**Brief**
From the entries, copy out every line in which the word "Free" is found.
:::
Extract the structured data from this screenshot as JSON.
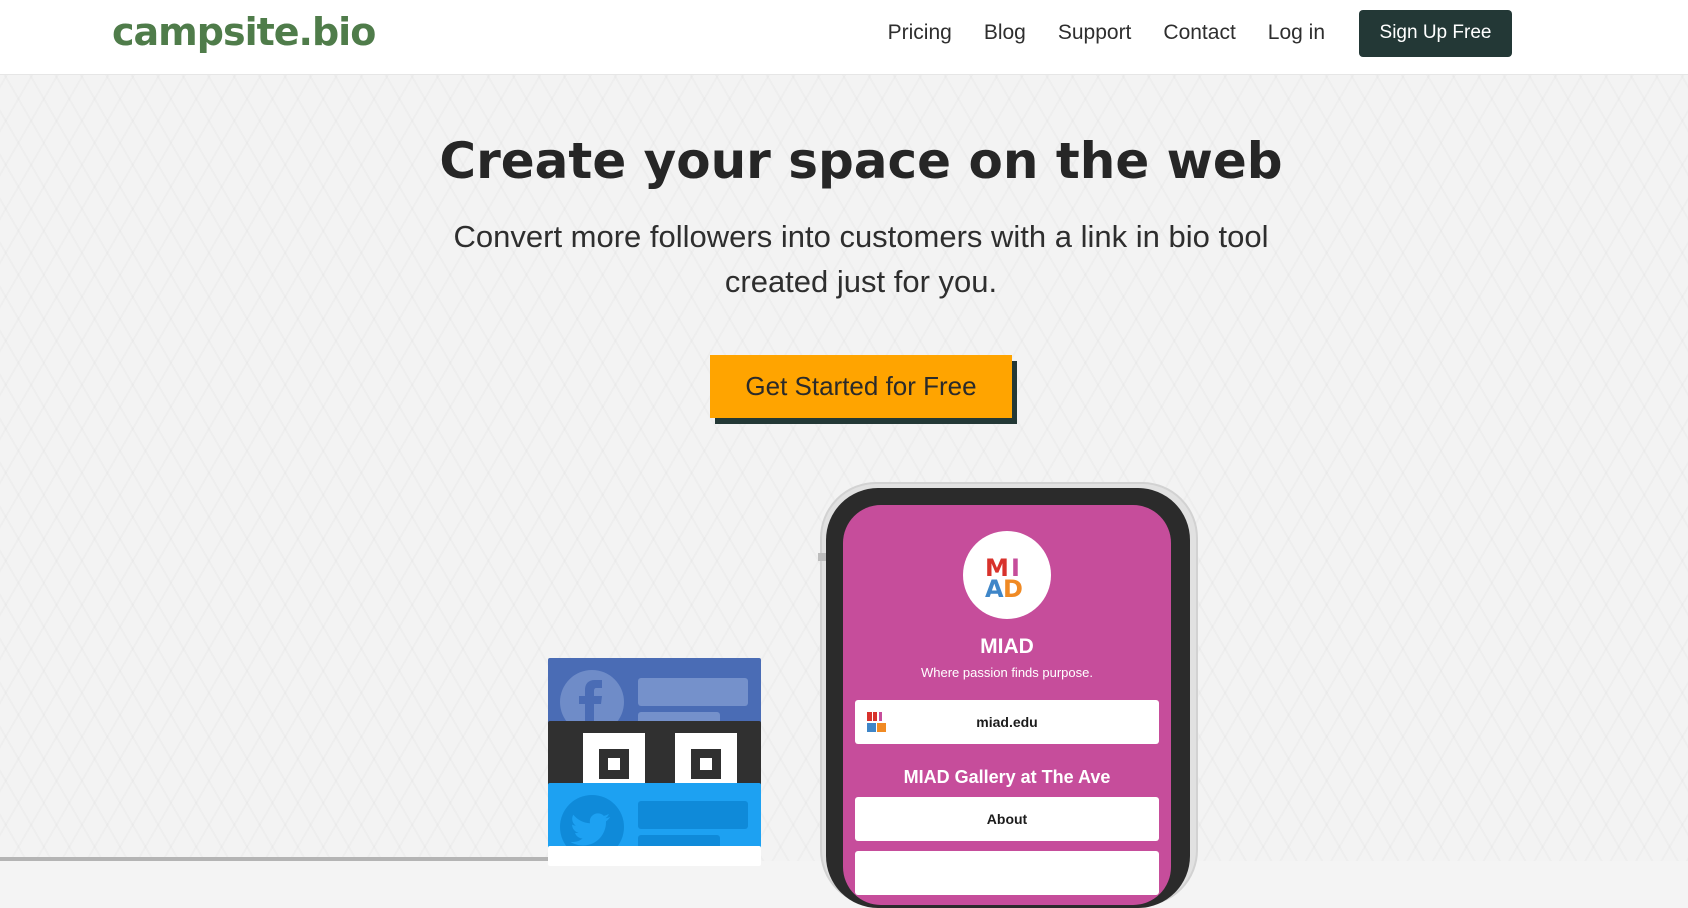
{
  "header": {
    "logo": "campsite.bio",
    "nav": [
      "Pricing",
      "Blog",
      "Support",
      "Contact",
      "Log in"
    ],
    "signup_label": "Sign Up Free"
  },
  "hero": {
    "title": "Create your space on the web",
    "subtitle": "Convert more followers into customers with a link in bio tool created just for you.",
    "cta_label": "Get Started for Free"
  },
  "phone": {
    "avatar_letters": [
      "M",
      "I",
      "A",
      "D"
    ],
    "profile_name": "MIAD",
    "tagline": "Where passion finds purpose.",
    "links": [
      {
        "label": "miad.edu"
      },
      {
        "label": "About"
      }
    ],
    "section_heading": "MIAD Gallery at The Ave"
  },
  "colors": {
    "brand_green": "#4f7c4a",
    "dark_teal": "#233836",
    "cta_orange": "#ffa400",
    "profile_pink": "#c64d9b",
    "facebook_blue": "#4a6cb5",
    "twitter_blue": "#1da1f2"
  },
  "icons": [
    "facebook-icon",
    "qr-code-icon",
    "twitter-icon",
    "miad-logo-icon"
  ]
}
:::
**Problem solution**
    "signup_label": "Sign Up Free"
    "cta_label": "Get Started for Free"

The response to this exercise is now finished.